Saved entries
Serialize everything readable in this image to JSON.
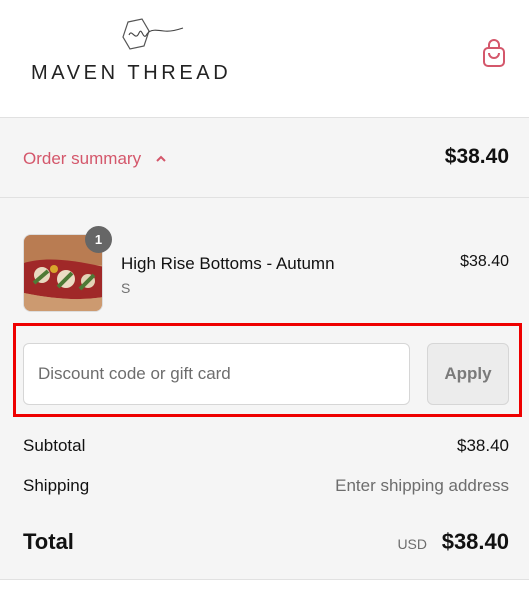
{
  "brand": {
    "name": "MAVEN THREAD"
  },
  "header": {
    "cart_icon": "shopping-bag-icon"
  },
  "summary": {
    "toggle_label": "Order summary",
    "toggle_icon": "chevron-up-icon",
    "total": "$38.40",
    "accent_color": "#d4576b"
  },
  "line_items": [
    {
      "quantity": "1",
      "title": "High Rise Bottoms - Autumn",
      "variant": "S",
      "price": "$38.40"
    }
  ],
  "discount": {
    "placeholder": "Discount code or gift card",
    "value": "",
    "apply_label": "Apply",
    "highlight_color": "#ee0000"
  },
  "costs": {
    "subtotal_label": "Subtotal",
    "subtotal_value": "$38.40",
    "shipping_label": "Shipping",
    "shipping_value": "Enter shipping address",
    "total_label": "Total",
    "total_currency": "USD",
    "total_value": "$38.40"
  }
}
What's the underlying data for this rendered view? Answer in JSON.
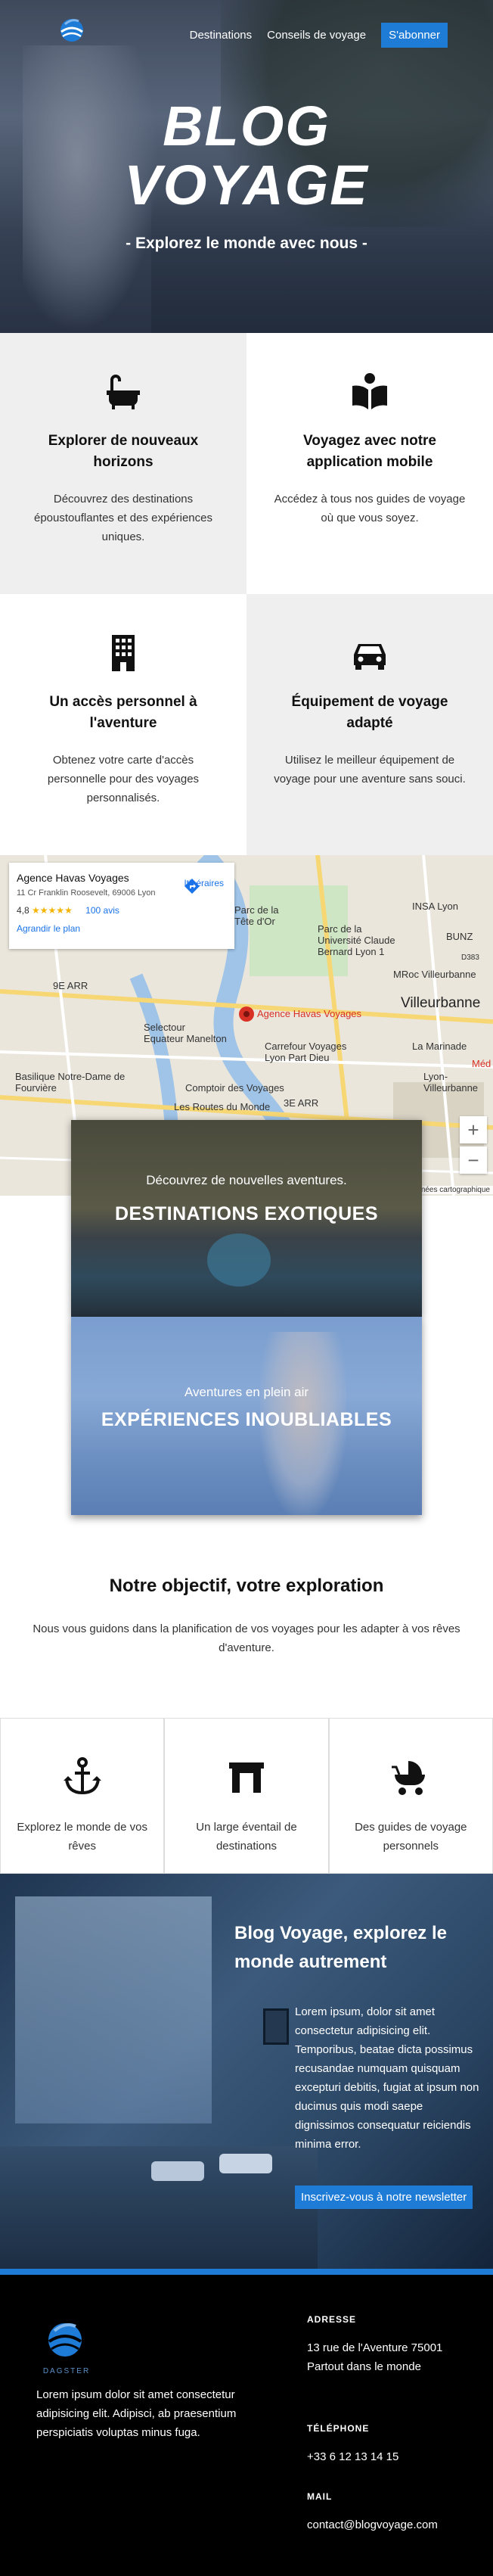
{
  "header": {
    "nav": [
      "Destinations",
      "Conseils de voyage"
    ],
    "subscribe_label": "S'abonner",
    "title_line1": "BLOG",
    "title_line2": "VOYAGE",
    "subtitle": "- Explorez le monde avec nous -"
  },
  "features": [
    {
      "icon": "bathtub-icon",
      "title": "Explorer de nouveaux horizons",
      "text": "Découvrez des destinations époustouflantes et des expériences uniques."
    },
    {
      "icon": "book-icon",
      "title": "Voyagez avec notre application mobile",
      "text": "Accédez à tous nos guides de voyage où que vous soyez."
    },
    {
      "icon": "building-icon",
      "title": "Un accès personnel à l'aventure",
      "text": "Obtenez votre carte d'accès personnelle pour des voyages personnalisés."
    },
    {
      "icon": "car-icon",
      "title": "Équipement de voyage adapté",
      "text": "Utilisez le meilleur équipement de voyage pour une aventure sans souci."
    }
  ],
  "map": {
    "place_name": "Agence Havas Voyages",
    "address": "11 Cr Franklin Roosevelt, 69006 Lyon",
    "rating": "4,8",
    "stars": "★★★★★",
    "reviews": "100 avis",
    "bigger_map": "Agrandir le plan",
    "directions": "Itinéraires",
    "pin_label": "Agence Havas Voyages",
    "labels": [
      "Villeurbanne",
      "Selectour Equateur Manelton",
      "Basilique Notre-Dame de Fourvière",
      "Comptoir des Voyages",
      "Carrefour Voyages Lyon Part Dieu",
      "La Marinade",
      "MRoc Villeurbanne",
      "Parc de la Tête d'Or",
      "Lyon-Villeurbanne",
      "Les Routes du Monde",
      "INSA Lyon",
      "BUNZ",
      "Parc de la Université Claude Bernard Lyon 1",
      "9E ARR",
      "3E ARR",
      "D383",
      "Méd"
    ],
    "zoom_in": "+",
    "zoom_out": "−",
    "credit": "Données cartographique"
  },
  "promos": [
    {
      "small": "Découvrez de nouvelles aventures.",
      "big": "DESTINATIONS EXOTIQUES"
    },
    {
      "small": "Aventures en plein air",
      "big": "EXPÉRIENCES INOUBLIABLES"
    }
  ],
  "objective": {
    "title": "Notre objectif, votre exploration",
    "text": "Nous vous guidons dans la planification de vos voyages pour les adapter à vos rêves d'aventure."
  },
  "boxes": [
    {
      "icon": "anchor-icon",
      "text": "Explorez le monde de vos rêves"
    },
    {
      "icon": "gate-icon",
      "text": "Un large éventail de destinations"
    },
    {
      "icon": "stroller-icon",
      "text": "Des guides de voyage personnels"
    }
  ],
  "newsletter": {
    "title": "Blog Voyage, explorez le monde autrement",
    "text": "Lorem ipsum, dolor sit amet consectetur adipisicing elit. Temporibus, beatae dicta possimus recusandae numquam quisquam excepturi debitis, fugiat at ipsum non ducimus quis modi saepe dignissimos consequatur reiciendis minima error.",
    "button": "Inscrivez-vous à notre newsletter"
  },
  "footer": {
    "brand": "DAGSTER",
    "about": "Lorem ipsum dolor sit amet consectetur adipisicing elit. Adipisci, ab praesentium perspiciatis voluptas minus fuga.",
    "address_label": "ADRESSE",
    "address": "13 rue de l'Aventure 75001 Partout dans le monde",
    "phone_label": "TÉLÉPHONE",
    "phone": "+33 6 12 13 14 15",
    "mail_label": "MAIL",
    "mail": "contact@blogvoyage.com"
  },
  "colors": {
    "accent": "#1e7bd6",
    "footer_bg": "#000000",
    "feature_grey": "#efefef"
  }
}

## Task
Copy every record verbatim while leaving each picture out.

## Exercise output
Serialize everything readable in this image to JSON.
{
  "brand": {
    "name": "MAVEN THREAD"
  },
  "header": {
    "cart_icon": "shopping-bag-icon"
  },
  "summary": {
    "toggle_label": "Order summary",
    "toggle_icon": "chevron-up-icon",
    "total": "$38.40",
    "accent_color": "#d4576b"
  },
  "line_items": [
    {
      "quantity": "1",
      "title": "High Rise Bottoms - Autumn",
      "variant": "S",
      "price": "$38.40"
    }
  ],
  "discount": {
    "placeholder": "Discount code or gift card",
    "value": "",
    "apply_label": "Apply",
    "highlight_color": "#ee0000"
  },
  "costs": {
    "subtotal_label": "Subtotal",
    "subtotal_value": "$38.40",
    "shipping_label": "Shipping",
    "shipping_value": "Enter shipping address",
    "total_label": "Total",
    "total_currency": "USD",
    "total_value": "$38.40"
  }
}
What's the underlying data for this rendered view? Answer in JSON.
{
  "header": {
    "nav": [
      "Destinations",
      "Conseils de voyage"
    ],
    "subscribe_label": "S'abonner",
    "title_line1": "BLOG",
    "title_line2": "VOYAGE",
    "subtitle": "- Explorez le monde avec nous -"
  },
  "features": [
    {
      "icon": "bathtub-icon",
      "title": "Explorer de nouveaux horizons",
      "text": "Découvrez des destinations époustouflantes et des expériences uniques."
    },
    {
      "icon": "book-icon",
      "title": "Voyagez avec notre application mobile",
      "text": "Accédez à tous nos guides de voyage où que vous soyez."
    },
    {
      "icon": "building-icon",
      "title": "Un accès personnel à l'aventure",
      "text": "Obtenez votre carte d'accès personnelle pour des voyages personnalisés."
    },
    {
      "icon": "car-icon",
      "title": "Équipement de voyage adapté",
      "text": "Utilisez le meilleur équipement de voyage pour une aventure sans souci."
    }
  ],
  "map": {
    "place_name": "Agence Havas Voyages",
    "address": "11 Cr Franklin Roosevelt, 69006 Lyon",
    "rating": "4,8",
    "stars": "★★★★★",
    "reviews": "100 avis",
    "bigger_map": "Agrandir le plan",
    "directions": "Itinéraires",
    "pin_label": "Agence Havas Voyages",
    "labels": [
      "Villeurbanne",
      "Selectour Equateur Manelton",
      "Basilique Notre-Dame de Fourvière",
      "Comptoir des Voyages",
      "Carrefour Voyages Lyon Part Dieu",
      "La Marinade",
      "MRoc Villeurbanne",
      "Parc de la Tête d'Or",
      "Lyon-Villeurbanne",
      "Les Routes du Monde",
      "INSA Lyon",
      "BUNZ",
      "Parc de la Université Claude Bernard Lyon 1",
      "9E ARR",
      "3E ARR",
      "D383",
      "Méd"
    ],
    "zoom_in": "+",
    "zoom_out": "−",
    "credit": "Données cartographique"
  },
  "promos": [
    {
      "small": "Découvrez de nouvelles aventures.",
      "big": "DESTINATIONS EXOTIQUES"
    },
    {
      "small": "Aventures en plein air",
      "big": "EXPÉRIENCES INOUBLIABLES"
    }
  ],
  "objective": {
    "title": "Notre objectif, votre exploration",
    "text": "Nous vous guidons dans la planification de vos voyages pour les adapter à vos rêves d'aventure."
  },
  "boxes": [
    {
      "icon": "anchor-icon",
      "text": "Explorez le monde de vos rêves"
    },
    {
      "icon": "gate-icon",
      "text": "Un large éventail de destinations"
    },
    {
      "icon": "stroller-icon",
      "text": "Des guides de voyage personnels"
    }
  ],
  "newsletter": {
    "title": "Blog Voyage, explorez le monde autrement",
    "text": "Lorem ipsum, dolor sit amet consectetur adipisicing elit. Temporibus, beatae dicta possimus recusandae numquam quisquam excepturi debitis, fugiat at ipsum non ducimus quis modi saepe dignissimos consequatur reiciendis minima error.",
    "button": "Inscrivez-vous à notre newsletter"
  },
  "footer": {
    "brand": "DAGSTER",
    "about": "Lorem ipsum dolor sit amet consectetur adipisicing elit. Adipisci, ab praesentium perspiciatis voluptas minus fuga.",
    "address_label": "ADRESSE",
    "address": "13 rue de l'Aventure 75001 Partout dans le monde",
    "phone_label": "TÉLÉPHONE",
    "phone": "+33 6 12 13 14 15",
    "mail_label": "MAIL",
    "mail": "contact@blogvoyage.com"
  },
  "colors": {
    "accent": "#1e7bd6",
    "footer_bg": "#000000",
    "feature_grey": "#efefef"
  }
}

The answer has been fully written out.